This detail from an 1893 topographical map by the U.S. Geological Survey shows the Canterbury Brook and wetland – the site of the future BNC – at the center, before the coming of the Boston State Hospital. Map reproduction courtesy U.S. Geological Survey.
By 1903, the date of this close-up map, the first buildings of what was then the city-run Boston Insane Hospital had been built. Notice that this map shows the brook on the site as slightly more straight than in the previous map; comparison to other maps and atlases of the time show this depiction to be more accurate. Map reproduction courtesy U.S. Geological Survey.
This 1946 map shows the many changes that took place on the site as the hospital (now under state control) expanded. Note in particular that the brook has been moved northward, and a road (later called Myerson Road) built from the main building area across the brook to the new American Legion Highway. Map reproduction courtesy U.S. Geological Survey.
An aerial photograph from 1925 shows some of the changes seen in the previous slide. The new course of the brook is in the upper left, while the faint diagonal just to the right of it still shows the old straight course; at the far left, Myerson Road runs from the buildings to the brook (American Legion Highway hasn’t been built yet). Note too that most of the wetland has been filled in for use as farmland. Photo reproduction courtesy Boston Public Library.
In this map from 1967, the contour lines around Myerson Road are wider than before, suggesting that the land on either side had been built up further. The big new building by the blue arrow, the Service Building, was built in the mid-1960s in place of the older structure shown in the 1946 map; notice how the contour lines now skirt the southern edge of that building, suggesting that the whole area had been slightly lowered and levelled to allow construction of such a large structure. Map reproduction courtesy U.S. Geological Survey.
This aerial photograph, also from 1967, shows the same changes mentioned in the last slide: the raising of the land around Myerson Road (upper middle of the photo), and the slight lowering and leveling of the land around the new Service Building (lower left side). Note also the return of the wetland at the top of the photo. Photo courtesy Massachusetts Archives.

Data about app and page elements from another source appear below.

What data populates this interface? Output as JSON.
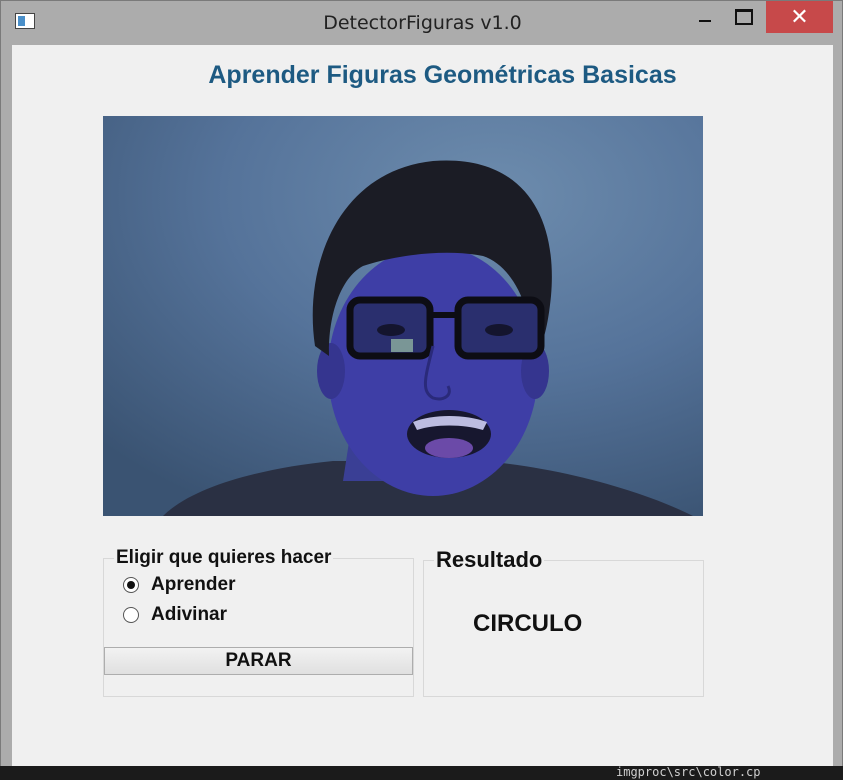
{
  "window": {
    "title": "DetectorFiguras v1.0",
    "close_glyph": "✕",
    "icons": {
      "app": "app-icon",
      "minimize": "minimize-icon",
      "maximize": "maximize-icon",
      "close": "close-icon"
    }
  },
  "app": {
    "heading": "Aprender Figuras Geométricas Basicas",
    "heading_color": "#1d5a82"
  },
  "mode_group": {
    "title": "Eligir que quieres hacer",
    "options": [
      {
        "label": "Aprender",
        "checked": true
      },
      {
        "label": "Adivinar",
        "checked": false
      }
    ],
    "stop_button": "PARAR"
  },
  "result_group": {
    "title": "Resultado",
    "value": "CIRCULO"
  },
  "background_text": "imgproc\\src\\color.cp",
  "colors": {
    "close_button": "#c7494a",
    "client_bg": "#f0f0f0"
  }
}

This aerial photograph from 2005, by MassGIS, shows the landscape today. Myerson Road is gone, but its old path is still evident, paralleled by the Snail Trail; just to the right of the Nature Center, the Nature Nook also sits on land that was raised to make the former roadbed. The Service Building too is gone, leaving the large level meadow that you pass on the drive into the sanctuary. Thus, these three features on the present BNC – Snail Trail, Nature Nook, and the large meadow – all stand on land that has been significantly changed over the past century! Image courtesy of The Boston Atlas/Boston Redevelopment Authority.